Viewpoint: Trophy hunting, trapping needs a fearless opposition
Joseph Scalia III
With today's rise in vicious hunting and cruel trapping practices, most arguments against it are about how many wolves or grizzly bears killed is arguably sustainable ecologically. Ought an evolved and supposedly wise civilization be allowing any trophy trapping and killing at all?
What are the motives driving such perverse bumper stickers as a wolf in the crosshairs of a rifle scope, with the words, "Smoke a pack a day"? What is it that brings pleasure to those who display such careless language and degradation of a noble creature?
Of course, there is the enjoyment its bearers derive from disturbing their "liberal" opponents, who they laugh at as mealy-mouthed tree huggers. But is there not also a sadism for some? A hatred of animals as representing an envied, greater physical prowess than their own? They revere their "takes", proudly photographed with them as though they have appropriated the animals' nobility as their own, while, on the other hand, often having used cruel and anti-"fair chase" hunting and barbaric trapping practices, revealing both a degradation and a paradoxical hatred of them.
They thereby manifest repudiated senses of personal inadequacies and their only wished-for or imagined manhood, all the while being - as militant psychoanalyst and philosopher Willy Apollon has put it about men who can't grow up - "like boys playing with their toy trains," only now they're playing with gruesome, medieval neck snare traps and horrific leghold traps. And employing numerous other craven and loathsome acts.
However, there is also the contempt that the Left has for trophy hunters and predator killers. A kind of dismissiveness and superiority exists among too many of us. While it is understandable to experience contempt for, or horror at, the purveyors of cruelty who masquerade as grown-ups, it is not enough.
We must brave a demand that all infliction of suffering for one's own gratification is part and parcel of what is failing within humanity. To do so with any credibility, however, we must look at how we have helped open the door to a conspiracy-finding Right by our very complicity with capitalism's exploitations, with our failure to speak out against a moribund and acquiescent Democratic Party. We must stop voting for purported Leftist politicians who compromise their values and collaborate with ongoing harms, so that they can keep getting re-elected.

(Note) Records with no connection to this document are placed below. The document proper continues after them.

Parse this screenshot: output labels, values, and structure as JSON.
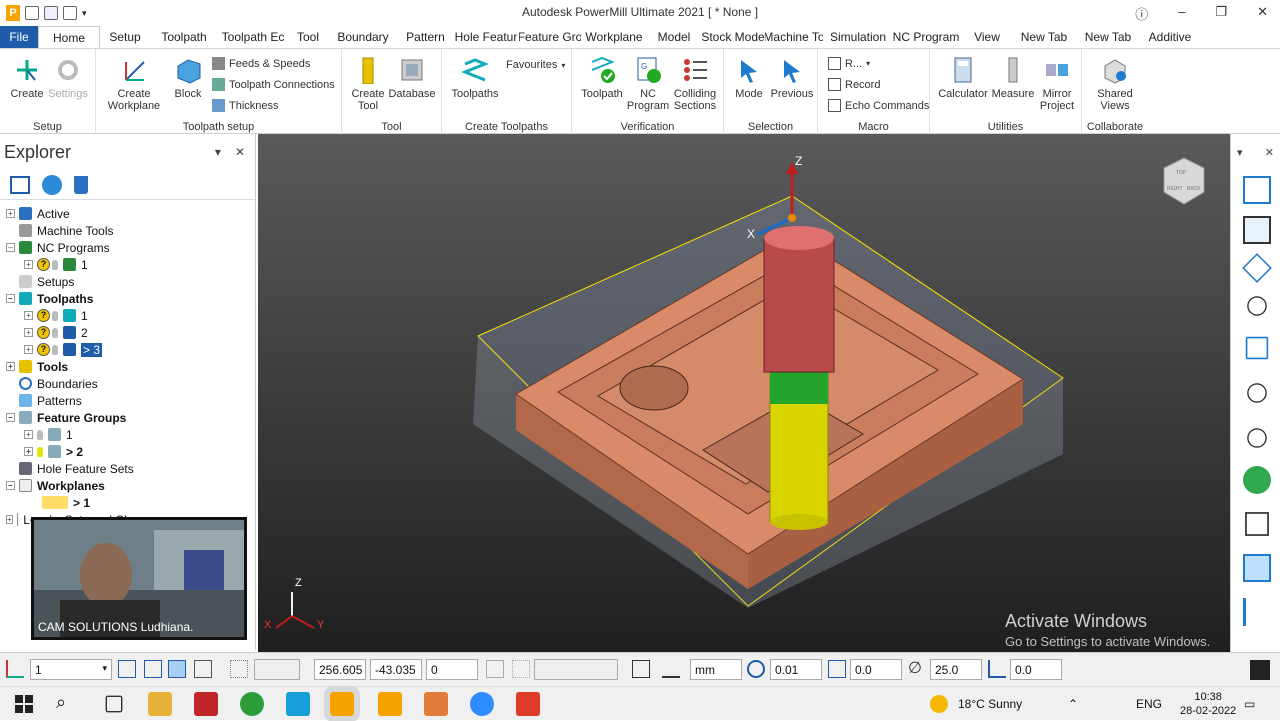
{
  "app": {
    "title": "Autodesk PowerMill Ultimate 2021    [ * None ]"
  },
  "tabs": [
    "File",
    "Home",
    "Setup",
    "Toolpath",
    "Toolpath Ec",
    "Tool",
    "Boundary",
    "Pattern",
    "Hole Featur",
    "Feature Gro",
    "Workplane",
    "Model",
    "Stock Mode",
    "Machine To",
    "Simulation",
    "NC Program",
    "View",
    "New Tab",
    "New Tab",
    "Additive"
  ],
  "ribbon": {
    "setup": {
      "label": "Setup",
      "create": "Create",
      "settings": "Settings"
    },
    "toolpath_setup": {
      "label": "Toolpath setup",
      "create_workplane": "Create Workplane",
      "block": "Block",
      "feeds": "Feeds & Speeds",
      "connections": "Toolpath Connections",
      "thickness": "Thickness"
    },
    "tool": {
      "label": "Tool",
      "create_tool": "Create Tool",
      "database": "Database"
    },
    "create_toolpaths": {
      "label": "Create Toolpaths",
      "toolpaths": "Toolpaths",
      "favourites": "Favourites"
    },
    "verification": {
      "label": "Verification",
      "toolpath": "Toolpath",
      "nc_program": "NC Program",
      "colliding": "Colliding Sections"
    },
    "selection": {
      "label": "Selection",
      "mode": "Mode",
      "previous": "Previous"
    },
    "macro": {
      "label": "Macro",
      "run": "R...",
      "record": "Record",
      "echo": "Echo Commands"
    },
    "utilities": {
      "label": "Utilities",
      "calculator": "Calculator",
      "measure": "Measure",
      "mirror": "Mirror Project"
    },
    "collaborate": {
      "label": "Collaborate",
      "shared": "Shared Views"
    }
  },
  "explorer": {
    "title": "Explorer",
    "tree": {
      "active": "Active",
      "machine_tools": "Machine Tools",
      "nc_programs": "NC Programs",
      "nc1": "1",
      "setups": "Setups",
      "toolpaths": "Toolpaths",
      "tp1": "1",
      "tp2": "2",
      "tp3": "> 3",
      "tools": "Tools",
      "boundaries": "Boundaries",
      "patterns": "Patterns",
      "feature_groups": "Feature Groups",
      "fg1": "1",
      "fg2": "> 2",
      "hole_feature_sets": "Hole Feature Sets",
      "workplanes": "Workplanes",
      "wp1": "> 1",
      "levels": "Levels, Sets and Clamps"
    }
  },
  "webcam": {
    "label": "CAM SOLUTIONS Ludhiana."
  },
  "viewport": {
    "axis_z": "Z",
    "axis_x": "X",
    "tri_z": "Z",
    "tri_y": "Y",
    "tri_x": "X",
    "cube_top": "TOP",
    "cube_right": "RIGHT",
    "cube_back": "BACK"
  },
  "watermark": {
    "line1": "Activate Windows",
    "line2": "Go to Settings to activate Windows."
  },
  "status": {
    "workplane": "1",
    "x": "256.605",
    "y": "-43.035",
    "z": "0",
    "units": "mm",
    "tol": "0.01",
    "v1": "0.0",
    "dia": "25.0",
    "v2": "0.0"
  },
  "taskbar": {
    "weather": "18°C  Sunny",
    "lang": "ENG",
    "time": "10:38",
    "date": "28-02-2022"
  }
}
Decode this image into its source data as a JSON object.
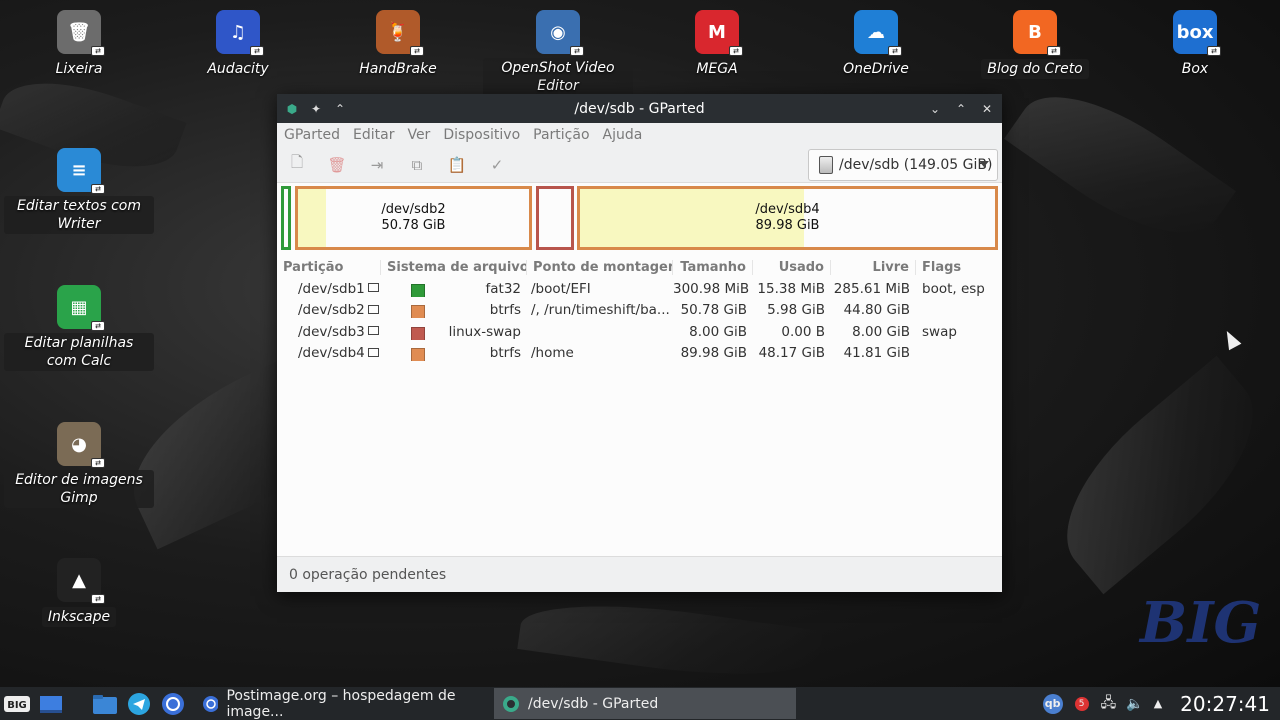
{
  "desktop": {
    "icons": [
      {
        "label": "Lixeira",
        "color": "#6c6c6c",
        "symbol": "🗑"
      },
      {
        "label": "Audacity",
        "color": "#2f56c8",
        "symbol": "♫"
      },
      {
        "label": "HandBrake",
        "color": "#b05a2a",
        "symbol": "🍹"
      },
      {
        "label": "OpenShot Video Editor",
        "color": "#3a6fb0",
        "symbol": "◉"
      },
      {
        "label": "MEGA",
        "color": "#d9272e",
        "symbol": "M"
      },
      {
        "label": "OneDrive",
        "color": "#1f7fd6",
        "symbol": "☁"
      },
      {
        "label": "Blog do Creto",
        "color": "#f26722",
        "symbol": "B"
      },
      {
        "label": "Box",
        "color": "#1e6fd1",
        "symbol": "box"
      },
      {
        "label": "Editar textos com Writer",
        "color": "#2a8ad6",
        "symbol": "≡"
      },
      {
        "label": "Editar planilhas com Calc",
        "color": "#2aa34a",
        "symbol": "▦"
      },
      {
        "label": "Editor de imagens Gimp",
        "color": "#7b6b55",
        "symbol": "◕"
      },
      {
        "label": "Inkscape",
        "color": "#222",
        "symbol": "▲"
      }
    ],
    "watermark": "BIG"
  },
  "window": {
    "title": "/dev/sdb - GParted",
    "menu": [
      "GParted",
      "Editar",
      "Ver",
      "Dispositivo",
      "Partição",
      "Ajuda"
    ],
    "device_selector": "/dev/sdb (149.05 GiB)",
    "map": [
      {
        "name": "/dev/sdb2",
        "size": "50.78 GiB",
        "used_frac": 0.12,
        "color": "#d8894a"
      },
      {
        "name": "/dev/sdb4",
        "size": "89.98 GiB",
        "used_frac": 0.54,
        "color": "#d8894a"
      }
    ],
    "columns": [
      "Partição",
      "Sistema de arquivos",
      "Ponto de montagem",
      "Tamanho",
      "Usado",
      "Livre",
      "Flags"
    ],
    "rows": [
      {
        "part": "/dev/sdb1",
        "fs": "fat32",
        "fs_color": "#2f9a39",
        "mount": "/boot/EFI",
        "size": "300.98 MiB",
        "used": "15.38 MiB",
        "free": "285.61 MiB",
        "flags": "boot, esp"
      },
      {
        "part": "/dev/sdb2",
        "fs": "btrfs",
        "fs_color": "#e08c52",
        "mount": "/, /run/timeshift/ba...",
        "size": "50.78 GiB",
        "used": "5.98 GiB",
        "free": "44.80 GiB",
        "flags": ""
      },
      {
        "part": "/dev/sdb3",
        "fs": "linux-swap",
        "fs_color": "#c05a50",
        "mount": "",
        "size": "8.00 GiB",
        "used": "0.00 B",
        "free": "8.00 GiB",
        "flags": "swap"
      },
      {
        "part": "/dev/sdb4",
        "fs": "btrfs",
        "fs_color": "#e08c52",
        "mount": "/home",
        "size": "89.98 GiB",
        "used": "48.17 GiB",
        "free": "41.81 GiB",
        "flags": ""
      }
    ],
    "status": "0 operação pendentes"
  },
  "taskbar": {
    "tasks": [
      "Postimage.org – hospedagem de image...",
      "/dev/sdb - GParted"
    ],
    "tray_badge": "5",
    "clock": "20:27:41",
    "qb": "qb"
  }
}
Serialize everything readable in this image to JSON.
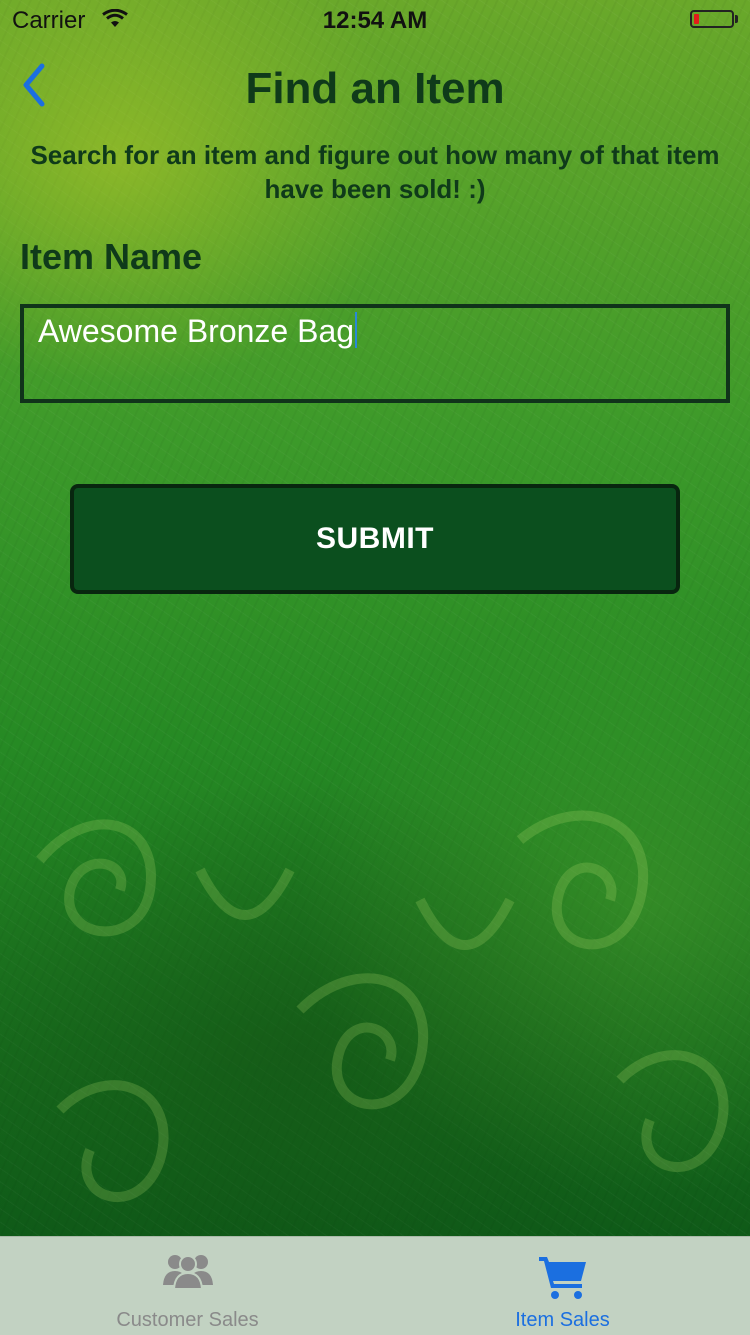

True and thoroughgoing societal transformation is going to be necessary if we are to avoid a return to Fascism, or a grandiose but milquetoast resistance from the Left. The Left must risk speaking out forcefully, not only against the Right, including its promotion of insatiable and sadistic trapping and trophy hunting practices, but also against leftist, vote-undeserving politicians who rationalize why they don't loudly and insistently stand up for unpopular positions that defend the future of the Earth and its people, and all its biospheric members, be they water, soil, wildlife, ecosystems.
If the Left wants the right to give up boyish pleasures of playing with their toy guns, now turned real and pointed at life, it will have to give up soft-spoken and piecemeal change.
If we want environmentalism, we must be bold enough to give up support for capitalism and its inherent divisiveness and destructivity. Collaborating and compromising over degrees of justice or destruction is antithetical to all life.
Courage, boldness, and prowess do not come by brutalizing and killing noble beasts. Nor by setting "sustainable harvest" levels. Courage and responsibility require giving up our fantasies of superiority in favor of facing, and speaking up for, the full truth. Quotas on killing do not make killing acceptable.
Dignity and courage will only exist when they include a full cessation of all trapping and trophy hunting, and all killing for purported purposes of protecting others.
Joseph Scalia III, Psya.D. is a psychoanalyst and a militant social critic and environmentalist.